START RECORDS FOR THIS TASK
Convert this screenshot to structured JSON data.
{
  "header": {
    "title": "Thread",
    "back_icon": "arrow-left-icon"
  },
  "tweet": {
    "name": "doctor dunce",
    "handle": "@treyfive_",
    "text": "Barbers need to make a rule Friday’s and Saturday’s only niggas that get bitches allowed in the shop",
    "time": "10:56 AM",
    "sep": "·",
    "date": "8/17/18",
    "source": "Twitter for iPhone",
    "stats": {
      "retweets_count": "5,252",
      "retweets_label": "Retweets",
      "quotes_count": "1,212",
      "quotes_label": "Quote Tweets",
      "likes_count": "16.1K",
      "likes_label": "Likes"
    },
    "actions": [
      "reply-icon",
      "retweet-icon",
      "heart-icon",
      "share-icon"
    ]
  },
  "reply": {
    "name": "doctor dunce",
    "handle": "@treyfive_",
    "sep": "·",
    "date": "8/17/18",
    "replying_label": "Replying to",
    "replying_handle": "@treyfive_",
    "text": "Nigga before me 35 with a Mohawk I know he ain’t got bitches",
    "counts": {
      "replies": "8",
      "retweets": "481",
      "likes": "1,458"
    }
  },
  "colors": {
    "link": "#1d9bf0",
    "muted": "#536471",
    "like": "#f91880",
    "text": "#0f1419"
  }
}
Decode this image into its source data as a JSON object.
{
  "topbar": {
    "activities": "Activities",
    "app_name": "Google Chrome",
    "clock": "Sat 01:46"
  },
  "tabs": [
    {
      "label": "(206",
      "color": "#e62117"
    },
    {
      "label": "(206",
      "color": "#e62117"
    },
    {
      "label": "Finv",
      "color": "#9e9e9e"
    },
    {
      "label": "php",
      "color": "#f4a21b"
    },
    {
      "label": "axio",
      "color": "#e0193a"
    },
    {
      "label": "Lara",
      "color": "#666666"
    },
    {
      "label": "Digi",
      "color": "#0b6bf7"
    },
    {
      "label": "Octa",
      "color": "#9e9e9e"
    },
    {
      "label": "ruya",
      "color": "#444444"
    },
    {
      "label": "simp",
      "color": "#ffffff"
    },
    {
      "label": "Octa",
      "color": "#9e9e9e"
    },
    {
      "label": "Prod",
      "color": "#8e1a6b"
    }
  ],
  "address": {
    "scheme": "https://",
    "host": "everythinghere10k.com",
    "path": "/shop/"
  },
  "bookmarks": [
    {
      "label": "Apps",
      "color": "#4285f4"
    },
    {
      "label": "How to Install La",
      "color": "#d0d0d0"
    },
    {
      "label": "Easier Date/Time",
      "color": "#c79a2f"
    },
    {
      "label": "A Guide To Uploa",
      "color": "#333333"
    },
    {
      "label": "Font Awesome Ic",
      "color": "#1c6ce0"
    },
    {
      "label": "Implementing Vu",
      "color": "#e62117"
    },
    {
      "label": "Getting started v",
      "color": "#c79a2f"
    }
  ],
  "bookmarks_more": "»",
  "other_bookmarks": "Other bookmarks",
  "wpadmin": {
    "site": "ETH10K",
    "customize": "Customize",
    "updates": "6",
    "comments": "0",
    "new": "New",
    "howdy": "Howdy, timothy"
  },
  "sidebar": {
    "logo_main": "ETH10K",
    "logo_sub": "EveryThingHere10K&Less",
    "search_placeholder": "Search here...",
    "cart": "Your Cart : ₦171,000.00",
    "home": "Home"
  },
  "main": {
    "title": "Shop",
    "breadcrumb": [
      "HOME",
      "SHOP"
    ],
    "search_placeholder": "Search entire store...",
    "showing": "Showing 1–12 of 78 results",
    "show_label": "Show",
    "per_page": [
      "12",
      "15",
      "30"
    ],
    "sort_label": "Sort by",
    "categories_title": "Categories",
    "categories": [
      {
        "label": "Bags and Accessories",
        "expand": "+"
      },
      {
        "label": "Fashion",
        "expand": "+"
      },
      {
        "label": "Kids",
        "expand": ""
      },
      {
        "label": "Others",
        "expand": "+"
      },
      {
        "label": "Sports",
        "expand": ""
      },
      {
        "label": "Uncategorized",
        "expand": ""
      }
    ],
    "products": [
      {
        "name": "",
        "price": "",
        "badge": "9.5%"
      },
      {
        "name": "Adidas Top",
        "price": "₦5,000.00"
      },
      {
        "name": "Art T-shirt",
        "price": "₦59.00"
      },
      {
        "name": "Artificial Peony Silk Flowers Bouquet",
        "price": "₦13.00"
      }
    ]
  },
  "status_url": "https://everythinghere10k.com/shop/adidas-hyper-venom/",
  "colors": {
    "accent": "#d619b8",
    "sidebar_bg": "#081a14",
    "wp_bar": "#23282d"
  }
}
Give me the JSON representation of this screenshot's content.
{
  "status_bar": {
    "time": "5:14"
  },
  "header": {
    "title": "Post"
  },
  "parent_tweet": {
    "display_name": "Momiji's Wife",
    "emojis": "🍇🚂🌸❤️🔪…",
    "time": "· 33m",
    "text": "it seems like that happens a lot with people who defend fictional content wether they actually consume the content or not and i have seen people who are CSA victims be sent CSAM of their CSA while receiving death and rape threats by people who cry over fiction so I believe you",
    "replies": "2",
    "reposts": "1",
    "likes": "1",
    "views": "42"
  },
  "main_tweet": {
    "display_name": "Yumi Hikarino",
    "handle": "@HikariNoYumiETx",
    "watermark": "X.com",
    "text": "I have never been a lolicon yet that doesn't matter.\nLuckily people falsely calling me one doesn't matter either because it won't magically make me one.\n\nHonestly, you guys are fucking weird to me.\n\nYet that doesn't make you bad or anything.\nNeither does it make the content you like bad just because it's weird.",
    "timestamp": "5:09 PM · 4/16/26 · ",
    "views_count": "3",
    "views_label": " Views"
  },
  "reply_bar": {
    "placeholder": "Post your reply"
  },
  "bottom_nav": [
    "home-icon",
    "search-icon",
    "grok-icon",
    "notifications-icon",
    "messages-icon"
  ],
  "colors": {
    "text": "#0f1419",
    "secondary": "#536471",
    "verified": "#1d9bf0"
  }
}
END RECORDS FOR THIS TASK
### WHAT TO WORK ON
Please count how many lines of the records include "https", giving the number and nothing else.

### THE ANSWER
2